Women sports fans have been out in full force during March Madness, college basketball’s annual, crazy, all-consuming single-elimination tournament that alternately breaks hearts and makes hoop dreams come true on a near-nightly basis. It all culminates on Saturday with the Final Four and then the national championship game on Monday in San Antonio, Texas (where I’d hoped to be cheering on my beloved Virginia Cavaliers—until they were historically knocked out of the tourney in the very first round. Never say die, Tony Bennett!). But if you’re among the many who don’t know your Wildcats from your Wolverines and who would, frankly, be way more interested in a bracket of the new Queer Eye contestants than all of this NCAA nonsense (or maybe you’re just going to a basketball party because you like wings): Fear not! Here are the main points to know about each of the 2018 Final Four teams, so as not to feel like a social pariah when basketball inevitably comes up this weekend.
The Ramblers are by far the most fun Final Four team to talk about because they were the least expected to make it this far. In a classic March Madness Cinderella story, Loyola-Chicago (a private Catholic university) was just an 11 seed in the region they were assigned to (out of 16 teams for that region). But now, the team that blazed through the regular season with a 32–5 record and defeated Miami in a buzzer beater in the first round of March Madness is in the Final Four for the first time since 1953. Nonfans (and depressed fans like me) can’t help but root for these underdogs as they take on Michigan next.
But if you contribute nothing else to looming conversations of the Final Four, just be prepared to know who Sister Jean is. Sister Jean Dolores-Schmidt is the beloved 98-year-old chaplain for the Ramblers, a courtside staple in her wheelchair and striped school scarf, the proud inspiration of what has become a best-selling bobblehead, and, now, a national treasure.
What to say at the party: “March Madness, whatever— I love Sister Jean!”
Analysts say the Wolverines boast the best defense of any other team in the Final Four; it powered them through a 13-game winning streak.
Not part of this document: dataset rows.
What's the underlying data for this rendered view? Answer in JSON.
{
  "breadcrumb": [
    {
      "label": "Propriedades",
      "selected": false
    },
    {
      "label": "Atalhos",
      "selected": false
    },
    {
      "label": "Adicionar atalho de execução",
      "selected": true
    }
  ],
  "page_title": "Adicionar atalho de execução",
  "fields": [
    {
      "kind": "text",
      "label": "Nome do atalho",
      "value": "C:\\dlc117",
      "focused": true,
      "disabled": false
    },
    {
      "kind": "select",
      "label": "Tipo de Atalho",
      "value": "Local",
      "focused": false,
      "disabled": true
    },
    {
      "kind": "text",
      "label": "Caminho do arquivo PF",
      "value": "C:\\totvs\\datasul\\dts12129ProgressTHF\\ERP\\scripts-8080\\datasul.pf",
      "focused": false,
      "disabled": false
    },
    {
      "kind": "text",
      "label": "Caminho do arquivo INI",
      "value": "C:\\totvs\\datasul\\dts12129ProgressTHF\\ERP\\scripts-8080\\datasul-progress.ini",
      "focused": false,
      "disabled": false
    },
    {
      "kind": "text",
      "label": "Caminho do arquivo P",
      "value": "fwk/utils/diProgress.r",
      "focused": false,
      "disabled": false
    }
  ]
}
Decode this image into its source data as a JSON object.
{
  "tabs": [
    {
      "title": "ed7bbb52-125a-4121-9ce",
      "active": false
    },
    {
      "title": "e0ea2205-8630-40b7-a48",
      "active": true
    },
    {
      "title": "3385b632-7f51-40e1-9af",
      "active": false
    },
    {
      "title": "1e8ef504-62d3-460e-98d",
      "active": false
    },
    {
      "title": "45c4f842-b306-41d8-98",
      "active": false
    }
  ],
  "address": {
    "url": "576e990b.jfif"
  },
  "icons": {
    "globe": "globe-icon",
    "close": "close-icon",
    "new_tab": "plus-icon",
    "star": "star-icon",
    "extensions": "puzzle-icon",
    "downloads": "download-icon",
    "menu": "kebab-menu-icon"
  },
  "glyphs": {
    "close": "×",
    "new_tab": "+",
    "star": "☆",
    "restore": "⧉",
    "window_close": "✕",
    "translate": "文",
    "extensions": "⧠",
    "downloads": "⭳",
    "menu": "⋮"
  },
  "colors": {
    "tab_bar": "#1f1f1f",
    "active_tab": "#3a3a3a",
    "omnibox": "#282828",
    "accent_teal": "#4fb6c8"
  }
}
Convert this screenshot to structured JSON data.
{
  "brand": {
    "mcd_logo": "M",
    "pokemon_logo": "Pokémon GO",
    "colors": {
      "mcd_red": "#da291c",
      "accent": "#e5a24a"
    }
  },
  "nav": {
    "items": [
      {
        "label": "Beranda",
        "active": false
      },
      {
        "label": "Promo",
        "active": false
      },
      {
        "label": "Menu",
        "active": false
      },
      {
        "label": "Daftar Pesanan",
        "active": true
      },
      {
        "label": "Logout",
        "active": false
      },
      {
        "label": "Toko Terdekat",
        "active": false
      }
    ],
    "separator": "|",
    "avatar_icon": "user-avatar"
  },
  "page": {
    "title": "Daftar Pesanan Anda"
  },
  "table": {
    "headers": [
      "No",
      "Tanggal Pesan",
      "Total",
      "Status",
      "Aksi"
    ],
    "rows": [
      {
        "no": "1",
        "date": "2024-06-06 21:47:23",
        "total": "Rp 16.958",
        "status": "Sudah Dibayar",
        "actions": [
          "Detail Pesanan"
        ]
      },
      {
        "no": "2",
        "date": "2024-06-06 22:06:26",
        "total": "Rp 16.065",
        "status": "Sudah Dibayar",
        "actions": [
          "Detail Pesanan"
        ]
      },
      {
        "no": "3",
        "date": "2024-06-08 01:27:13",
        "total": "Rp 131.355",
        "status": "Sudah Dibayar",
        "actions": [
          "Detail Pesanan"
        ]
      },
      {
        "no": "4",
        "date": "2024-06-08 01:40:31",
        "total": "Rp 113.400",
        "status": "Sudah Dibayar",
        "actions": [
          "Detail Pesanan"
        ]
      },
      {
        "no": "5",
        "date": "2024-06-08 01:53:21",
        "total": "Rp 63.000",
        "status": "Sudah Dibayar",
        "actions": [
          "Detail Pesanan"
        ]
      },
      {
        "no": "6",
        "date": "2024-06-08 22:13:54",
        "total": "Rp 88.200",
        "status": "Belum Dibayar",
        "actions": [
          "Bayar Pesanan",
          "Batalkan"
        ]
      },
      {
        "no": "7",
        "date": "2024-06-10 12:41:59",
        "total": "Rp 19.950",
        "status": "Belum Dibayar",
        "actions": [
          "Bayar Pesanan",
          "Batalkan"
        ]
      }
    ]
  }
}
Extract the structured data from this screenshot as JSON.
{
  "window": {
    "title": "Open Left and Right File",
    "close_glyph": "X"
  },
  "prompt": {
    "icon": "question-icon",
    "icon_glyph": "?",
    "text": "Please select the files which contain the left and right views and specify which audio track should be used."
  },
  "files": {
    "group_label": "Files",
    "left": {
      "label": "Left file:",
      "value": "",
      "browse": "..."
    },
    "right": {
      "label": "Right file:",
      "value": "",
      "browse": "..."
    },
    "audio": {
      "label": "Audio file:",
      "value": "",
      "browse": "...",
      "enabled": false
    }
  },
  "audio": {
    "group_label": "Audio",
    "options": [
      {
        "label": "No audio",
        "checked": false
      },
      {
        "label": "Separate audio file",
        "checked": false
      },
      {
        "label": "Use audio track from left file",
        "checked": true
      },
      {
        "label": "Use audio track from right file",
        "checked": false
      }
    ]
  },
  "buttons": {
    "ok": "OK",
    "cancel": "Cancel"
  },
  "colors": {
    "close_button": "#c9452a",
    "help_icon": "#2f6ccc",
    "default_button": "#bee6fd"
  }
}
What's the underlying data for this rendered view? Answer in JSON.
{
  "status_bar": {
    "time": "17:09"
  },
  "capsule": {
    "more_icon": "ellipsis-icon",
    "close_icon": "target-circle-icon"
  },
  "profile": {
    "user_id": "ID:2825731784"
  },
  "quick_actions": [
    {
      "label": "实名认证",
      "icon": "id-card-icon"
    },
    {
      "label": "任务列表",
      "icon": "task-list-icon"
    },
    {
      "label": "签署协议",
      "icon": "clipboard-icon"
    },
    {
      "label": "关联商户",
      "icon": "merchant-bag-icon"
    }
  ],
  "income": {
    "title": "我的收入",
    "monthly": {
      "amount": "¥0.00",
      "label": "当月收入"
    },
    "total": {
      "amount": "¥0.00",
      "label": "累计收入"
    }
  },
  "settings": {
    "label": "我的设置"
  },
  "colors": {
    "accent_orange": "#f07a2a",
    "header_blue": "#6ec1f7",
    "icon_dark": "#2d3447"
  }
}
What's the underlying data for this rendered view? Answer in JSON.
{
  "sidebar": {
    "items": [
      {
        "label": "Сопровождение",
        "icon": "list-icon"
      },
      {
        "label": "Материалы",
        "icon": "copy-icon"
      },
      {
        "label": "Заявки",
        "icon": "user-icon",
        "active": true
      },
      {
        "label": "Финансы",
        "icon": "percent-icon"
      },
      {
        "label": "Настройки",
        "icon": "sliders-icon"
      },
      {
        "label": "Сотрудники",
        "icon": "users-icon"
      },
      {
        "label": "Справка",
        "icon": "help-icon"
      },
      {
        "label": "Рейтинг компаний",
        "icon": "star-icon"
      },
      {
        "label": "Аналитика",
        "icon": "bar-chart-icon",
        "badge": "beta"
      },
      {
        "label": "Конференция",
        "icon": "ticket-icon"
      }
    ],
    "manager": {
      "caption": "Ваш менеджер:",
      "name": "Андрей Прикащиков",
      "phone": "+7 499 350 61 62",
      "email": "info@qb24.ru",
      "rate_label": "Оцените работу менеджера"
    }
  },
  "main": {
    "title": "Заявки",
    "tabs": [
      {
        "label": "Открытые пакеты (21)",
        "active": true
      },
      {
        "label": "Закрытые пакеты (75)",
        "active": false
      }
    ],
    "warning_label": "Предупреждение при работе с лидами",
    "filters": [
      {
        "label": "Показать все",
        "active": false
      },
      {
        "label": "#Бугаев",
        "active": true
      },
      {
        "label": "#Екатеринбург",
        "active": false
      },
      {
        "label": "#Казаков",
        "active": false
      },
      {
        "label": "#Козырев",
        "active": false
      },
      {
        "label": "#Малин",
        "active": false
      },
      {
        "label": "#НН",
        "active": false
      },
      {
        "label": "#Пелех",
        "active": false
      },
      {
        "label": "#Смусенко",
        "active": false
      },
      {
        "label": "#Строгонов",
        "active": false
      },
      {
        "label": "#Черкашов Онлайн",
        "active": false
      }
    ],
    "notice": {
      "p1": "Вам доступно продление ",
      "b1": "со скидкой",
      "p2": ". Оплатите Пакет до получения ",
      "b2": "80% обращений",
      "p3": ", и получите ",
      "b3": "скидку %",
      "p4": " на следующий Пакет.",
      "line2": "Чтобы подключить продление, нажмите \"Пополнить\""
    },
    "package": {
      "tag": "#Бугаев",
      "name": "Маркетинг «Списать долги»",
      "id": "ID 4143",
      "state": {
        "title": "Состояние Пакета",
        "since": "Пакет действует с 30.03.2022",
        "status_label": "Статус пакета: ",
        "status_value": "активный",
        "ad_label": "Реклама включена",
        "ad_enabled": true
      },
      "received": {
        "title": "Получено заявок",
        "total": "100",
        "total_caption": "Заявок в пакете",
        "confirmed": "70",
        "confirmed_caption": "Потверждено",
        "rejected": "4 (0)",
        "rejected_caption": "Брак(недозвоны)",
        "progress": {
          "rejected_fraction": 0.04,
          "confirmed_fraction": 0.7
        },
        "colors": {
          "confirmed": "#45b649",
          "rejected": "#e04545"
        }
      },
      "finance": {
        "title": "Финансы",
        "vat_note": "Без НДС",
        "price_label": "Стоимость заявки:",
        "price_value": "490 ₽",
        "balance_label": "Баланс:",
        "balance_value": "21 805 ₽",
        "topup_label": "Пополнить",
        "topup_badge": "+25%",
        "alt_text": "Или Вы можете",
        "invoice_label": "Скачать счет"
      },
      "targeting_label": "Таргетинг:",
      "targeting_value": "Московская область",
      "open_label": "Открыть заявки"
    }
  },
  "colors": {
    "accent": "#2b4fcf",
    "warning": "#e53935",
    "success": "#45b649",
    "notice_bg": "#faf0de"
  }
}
But Michigan’s less-consistent offense could mean Loyola-Chicago will continue its magical dance to the championship game. Michigan has spunk, though—judging by the billboards it erected in Ann Arbor proclaiming: “Sister Jean will soon know the difference between heaven and hell.”
How to talk smack to your friend who is a Michigan fan: “Hey, step off, Sister Jean.”
Consider the Wildcats a bit like the opposite of Loyola-Chicago, in that they were widely expected to make it to the Final Four. They entered the tournament as the top seed in their region, after trading places with Virginia (no, I’m not crying, you’re crying) for the number one rank in the country during much of the regular season. They are lights-out at shooting three-pointers, raging back after being down 10 points against West Virginia in the Elite 8 round. In 2016, Villanova won it all—the national championship—in a thrilling game against University of North Carolina-Chapel Hill. And there’s a good chance they’ll do it again— which, of course, makes them less-than-thrilling fodder for your basketball party chatter.
What to say to the Villanova fans you cross paths with: “Meh, you guys just had your turn.”
The Jayhawks, under Hall of Fame coach Bill Self, is that annoyingly good, super-consistent college basketball powerhouse that is a force to be reckoned with year in and year out. Like Villanova, Kansas is a hallowed number one seed—led by point guard Devonte Graham, who is one of the best players in the country, and freshman Malik Newman, who is on fire. Also like Villanova, Kansas has won the title before—in 2008. Oddsmakers give the edge to Villanova in their Final Four game, but Kansas has been consistently underrated this year and has continued to outplay expectations. Can they keep it up?
What to say between bites of your wings: “Villanova–Kansas? Wow, great game!”